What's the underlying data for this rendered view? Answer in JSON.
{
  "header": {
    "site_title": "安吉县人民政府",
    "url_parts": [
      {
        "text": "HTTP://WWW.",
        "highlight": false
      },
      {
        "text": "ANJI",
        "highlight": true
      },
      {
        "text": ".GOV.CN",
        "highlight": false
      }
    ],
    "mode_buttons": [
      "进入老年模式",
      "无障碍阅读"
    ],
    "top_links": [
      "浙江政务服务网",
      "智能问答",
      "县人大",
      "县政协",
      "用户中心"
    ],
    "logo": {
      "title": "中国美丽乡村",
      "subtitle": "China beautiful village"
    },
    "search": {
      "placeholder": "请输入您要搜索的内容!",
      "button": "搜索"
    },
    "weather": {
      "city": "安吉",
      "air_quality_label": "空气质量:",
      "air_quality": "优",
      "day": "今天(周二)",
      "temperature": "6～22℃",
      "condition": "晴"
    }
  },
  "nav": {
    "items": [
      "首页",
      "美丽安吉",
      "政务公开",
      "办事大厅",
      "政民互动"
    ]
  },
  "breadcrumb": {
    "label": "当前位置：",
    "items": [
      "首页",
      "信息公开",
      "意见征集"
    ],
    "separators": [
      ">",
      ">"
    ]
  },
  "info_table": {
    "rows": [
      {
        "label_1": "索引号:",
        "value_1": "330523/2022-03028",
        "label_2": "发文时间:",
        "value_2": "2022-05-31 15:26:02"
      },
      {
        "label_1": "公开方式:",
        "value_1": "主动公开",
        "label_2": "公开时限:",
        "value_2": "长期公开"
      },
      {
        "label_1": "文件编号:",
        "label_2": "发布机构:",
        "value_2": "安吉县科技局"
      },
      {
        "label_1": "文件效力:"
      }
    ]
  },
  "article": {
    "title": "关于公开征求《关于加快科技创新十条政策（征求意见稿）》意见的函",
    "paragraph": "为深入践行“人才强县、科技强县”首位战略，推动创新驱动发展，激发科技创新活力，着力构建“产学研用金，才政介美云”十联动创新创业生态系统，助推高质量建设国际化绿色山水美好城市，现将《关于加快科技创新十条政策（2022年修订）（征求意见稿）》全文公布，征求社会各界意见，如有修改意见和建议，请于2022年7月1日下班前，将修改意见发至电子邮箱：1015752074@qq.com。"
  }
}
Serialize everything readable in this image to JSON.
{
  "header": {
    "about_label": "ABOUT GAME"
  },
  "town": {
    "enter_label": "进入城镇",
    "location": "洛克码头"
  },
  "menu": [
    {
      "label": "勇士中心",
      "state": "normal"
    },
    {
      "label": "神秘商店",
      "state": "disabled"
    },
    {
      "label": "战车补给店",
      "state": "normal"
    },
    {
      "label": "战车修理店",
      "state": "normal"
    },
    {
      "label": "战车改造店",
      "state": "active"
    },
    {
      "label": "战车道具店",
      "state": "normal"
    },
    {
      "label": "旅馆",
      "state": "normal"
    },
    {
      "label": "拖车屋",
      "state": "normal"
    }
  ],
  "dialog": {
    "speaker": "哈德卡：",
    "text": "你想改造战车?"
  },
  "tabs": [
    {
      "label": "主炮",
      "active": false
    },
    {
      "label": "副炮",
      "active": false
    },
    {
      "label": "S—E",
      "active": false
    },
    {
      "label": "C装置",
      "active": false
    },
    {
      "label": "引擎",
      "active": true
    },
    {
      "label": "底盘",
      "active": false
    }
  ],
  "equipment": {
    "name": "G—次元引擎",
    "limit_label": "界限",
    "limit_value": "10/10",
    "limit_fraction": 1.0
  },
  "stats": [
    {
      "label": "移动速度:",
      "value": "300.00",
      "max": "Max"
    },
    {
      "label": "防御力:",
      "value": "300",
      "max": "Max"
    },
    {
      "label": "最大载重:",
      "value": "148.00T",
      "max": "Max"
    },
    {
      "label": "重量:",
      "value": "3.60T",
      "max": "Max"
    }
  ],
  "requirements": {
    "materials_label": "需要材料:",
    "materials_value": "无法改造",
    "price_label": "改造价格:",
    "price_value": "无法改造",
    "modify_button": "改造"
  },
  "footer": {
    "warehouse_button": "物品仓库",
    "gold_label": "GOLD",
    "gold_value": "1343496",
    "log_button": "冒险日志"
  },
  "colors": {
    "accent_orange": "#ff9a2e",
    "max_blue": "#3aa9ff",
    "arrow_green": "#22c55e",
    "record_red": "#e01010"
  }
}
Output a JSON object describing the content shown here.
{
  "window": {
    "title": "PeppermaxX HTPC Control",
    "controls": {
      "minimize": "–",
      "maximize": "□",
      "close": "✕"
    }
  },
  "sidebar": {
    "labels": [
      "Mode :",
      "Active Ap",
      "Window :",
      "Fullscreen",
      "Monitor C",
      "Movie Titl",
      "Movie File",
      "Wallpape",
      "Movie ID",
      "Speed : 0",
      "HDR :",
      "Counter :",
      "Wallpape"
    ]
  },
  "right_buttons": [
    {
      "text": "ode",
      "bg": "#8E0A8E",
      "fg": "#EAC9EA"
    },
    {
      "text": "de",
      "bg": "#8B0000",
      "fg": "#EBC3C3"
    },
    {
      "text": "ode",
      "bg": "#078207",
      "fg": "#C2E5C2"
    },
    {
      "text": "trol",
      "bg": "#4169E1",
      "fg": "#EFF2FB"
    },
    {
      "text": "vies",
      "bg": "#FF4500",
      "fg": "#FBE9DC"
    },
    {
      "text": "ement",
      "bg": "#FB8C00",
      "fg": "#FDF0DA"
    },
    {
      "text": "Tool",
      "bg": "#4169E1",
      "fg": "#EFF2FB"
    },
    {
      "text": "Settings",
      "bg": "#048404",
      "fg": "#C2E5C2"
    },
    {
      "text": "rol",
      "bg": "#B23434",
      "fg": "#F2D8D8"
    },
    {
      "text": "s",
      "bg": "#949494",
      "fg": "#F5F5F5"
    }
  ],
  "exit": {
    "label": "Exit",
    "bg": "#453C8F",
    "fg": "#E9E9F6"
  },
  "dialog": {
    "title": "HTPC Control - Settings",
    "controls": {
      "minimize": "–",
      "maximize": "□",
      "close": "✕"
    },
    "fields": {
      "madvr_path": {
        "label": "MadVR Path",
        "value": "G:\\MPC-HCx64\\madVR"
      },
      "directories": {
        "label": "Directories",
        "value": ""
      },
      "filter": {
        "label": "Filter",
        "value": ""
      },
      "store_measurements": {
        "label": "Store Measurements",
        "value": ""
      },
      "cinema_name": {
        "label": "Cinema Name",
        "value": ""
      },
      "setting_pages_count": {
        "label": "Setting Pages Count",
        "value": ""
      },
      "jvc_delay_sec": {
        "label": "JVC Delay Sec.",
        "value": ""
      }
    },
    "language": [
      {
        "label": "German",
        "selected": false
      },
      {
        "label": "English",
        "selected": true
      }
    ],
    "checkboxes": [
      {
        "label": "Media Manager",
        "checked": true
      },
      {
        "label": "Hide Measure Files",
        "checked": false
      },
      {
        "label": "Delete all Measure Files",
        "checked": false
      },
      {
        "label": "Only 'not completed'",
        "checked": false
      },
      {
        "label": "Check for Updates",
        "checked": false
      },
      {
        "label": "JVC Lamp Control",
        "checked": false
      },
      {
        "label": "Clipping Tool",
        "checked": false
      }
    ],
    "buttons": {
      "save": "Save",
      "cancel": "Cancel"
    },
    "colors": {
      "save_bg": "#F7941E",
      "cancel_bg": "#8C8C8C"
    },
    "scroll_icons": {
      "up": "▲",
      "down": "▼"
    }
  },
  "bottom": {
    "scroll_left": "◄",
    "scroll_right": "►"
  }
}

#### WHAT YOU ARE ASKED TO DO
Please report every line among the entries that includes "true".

#### OUTPUT FOR THIS TASK
        "highlight": true
      "active": true
        "selected": true
        "checked": true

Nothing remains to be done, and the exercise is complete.